Love’em or hate’em, there is no question that Jari Mäenpää of Wintersun has an incredible passion for music (certainly his anyway). He is currently in the process of not one but three separate fundraising campaigns in order to build a studio to finish his Time and recently announced Forest projects. And though Time I could not possibly live up to the hype surrounding it, it was still a beautiful record nevertheless. The first two tracks, “When Time Fades Away,” which serves as the preamble to “Sons of Winter and Stars”, pretty much goes through the full gamut of what Jari and Co. are all about. I spent a lot of time with these tracks going back and forth between the HD6s and HD3s (in normal bass mode) and I got to tell you, the HD3s are a blast! No, the they don’t outclass their bigger sibling by any stretch of the imagination, with the sixes offering up a more robust stereo image and obviously better lows and highs. But the HD3s are crystal clear where it counts (hint: the mids), especially for its size. Jari’s vocals sound fantastic on the three, as do most of the synth and guitar work layered throughout. I found myself turning the volume higher and higher too as the HD3s are not shy about their 60 watts of power they belt out. On a personal note: My wife did stop me during this review due to my overzealous use of the volume knob. A really good sign.
Gorod are probably the catchiest tech death metal band in existence, and my personal favorite of theirs is 2009’s Process of a New Decline. It’s also a somewhat dynamic record too, particularly for tech death, clocking in at a healthy DR7. Again, the HD3s sound very lively, particularly if you keep it in bass reduced mode. One thing that became crystal clear though as I listened to this record all the way through was just how good they image for such tiny speakers. I can clearly make out exactly how Process was mixed, with the drums and vocals centered and guitars off to the sides. I wound up playing with their placement on my desk and it really didn’t make that much of a difference provided I gave them some reasonable directionality toward my ears. Though you could fill up a small room with them, I still prefer the HD3s as near-field monitors. Regardless, I believe unless your desktop environment is a bit unorthodox, the HD3s will image wonderfully without too much of a fuss.

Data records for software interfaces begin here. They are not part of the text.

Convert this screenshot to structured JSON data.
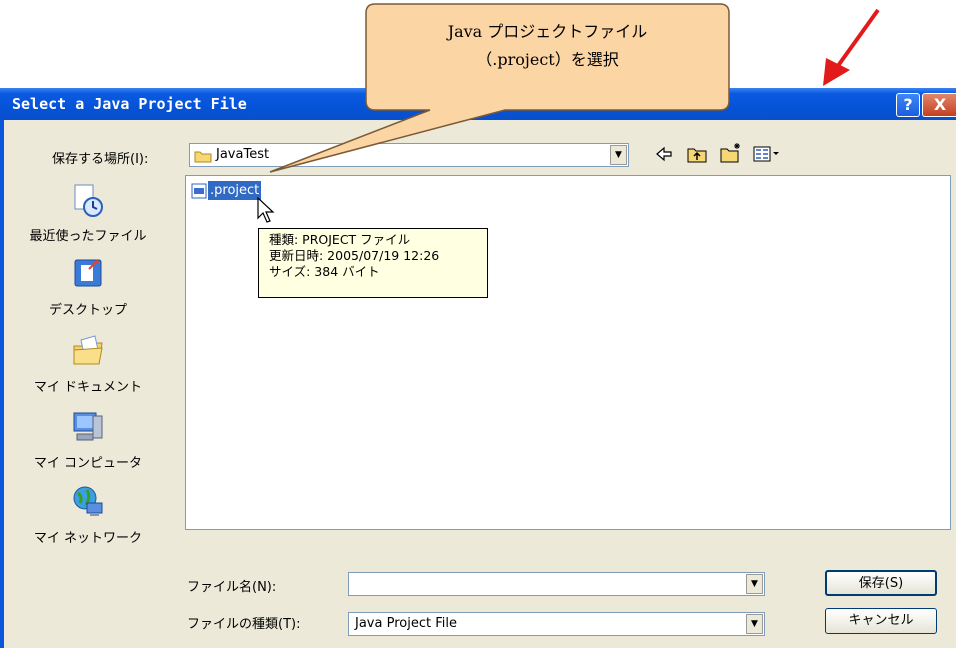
{
  "dialog": {
    "title": "Select a Java Project File",
    "help_label": "?",
    "close_label": "X"
  },
  "toolbar": {
    "location_label": "保存する場所(I):",
    "location_value": "JavaTest"
  },
  "places": [
    {
      "label": "最近使ったファイル",
      "icon": "recent-files-icon"
    },
    {
      "label": "デスクトップ",
      "icon": "desktop-icon"
    },
    {
      "label": "マイ ドキュメント",
      "icon": "my-documents-icon"
    },
    {
      "label": "マイ コンピュータ",
      "icon": "my-computer-icon"
    },
    {
      "label": "マイ ネットワーク",
      "icon": "my-network-icon"
    }
  ],
  "file_list": {
    "files": [
      ".project"
    ]
  },
  "tooltip": {
    "line1": "種類: PROJECT ファイル",
    "line2": "更新日時: 2005/07/19 12:26",
    "line3": "サイズ: 384 バイト"
  },
  "form": {
    "filename_label": "ファイル名(N):",
    "filename_value": "",
    "filetype_label": "ファイルの種類(T):",
    "filetype_value": "Java Project File",
    "save_label": "保存(S)",
    "cancel_label": "キャンセル"
  },
  "callout": {
    "line1": "Java プロジェクトファイル",
    "line2": "（.project）を選択"
  },
  "colors": {
    "title_bar": "#0553d8",
    "dialog_bg": "#ece9d8",
    "callout_fill": "#fcd5a4",
    "arrow": "#e31a1a"
  }
}
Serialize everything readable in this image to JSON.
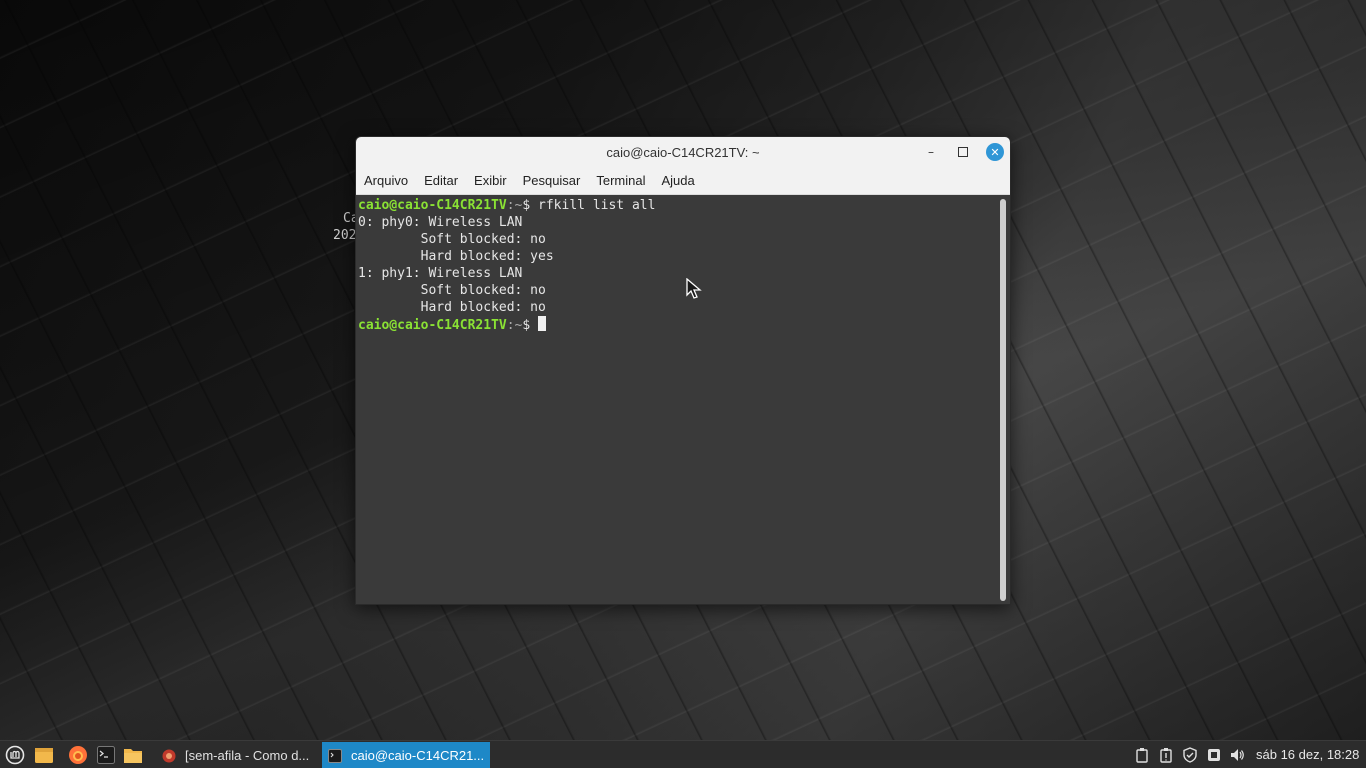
{
  "desktop": {
    "behind_text_1": "Ca",
    "behind_text_2": "202"
  },
  "window": {
    "title": "caio@caio-C14CR21TV: ~",
    "minimize_label": "–",
    "maximize_label": "☐",
    "close_label": "✕",
    "menu": [
      "Arquivo",
      "Editar",
      "Exibir",
      "Pesquisar",
      "Terminal",
      "Ajuda"
    ]
  },
  "terminal": {
    "prompt_user": "caio@caio-C14CR21TV",
    "prompt_path": ":~",
    "prompt_symbol": "$ ",
    "command": "rfkill list all",
    "output": [
      "0: phy0: Wireless LAN",
      "        Soft blocked: no",
      "        Hard blocked: yes",
      "1: phy1: Wireless LAN",
      "        Soft blocked: no",
      "        Hard blocked: no"
    ]
  },
  "taskbar": {
    "tasks": [
      {
        "label": "[sem-afila - Como d...",
        "active": false
      },
      {
        "label": "caio@caio-C14CR21...",
        "active": true
      }
    ],
    "clock": "sáb 16 dez, 18:28"
  },
  "colors": {
    "prompt": "#8ae234",
    "active_task": "#1e88c7",
    "close_button": "#2f96d6"
  }
}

As a complete package, it’s hard to argue with the HD3s. They sound great for their size and if you want more oomph in the low-end then all you have to do is pick up a sub (AE’s S8 for instance would fit the bill nicely). My only reservation is their price. They’re $399 which is a lot for a pair of small desktop speakers, particularly when you have a lot of options to choose from. For example, you could opt for a pair Emotiva Airmotiv B1’s ($299), or even cheaper the Adam Audio F5s ($229). Both of which will probably give you sound on par with the HD3s. But then you need an amp, a DAC, and a lot of other paraphernalia too. The fact is the HD3s are really an entire stereo system than just a pair of computer speakers. And when you look at it from that perspective they offer an incredible value for their asking price. In fact, if you are starting from ground zero, I can think of no better all-in-one on the market today at this price point. Once again, Quake never sounded so good.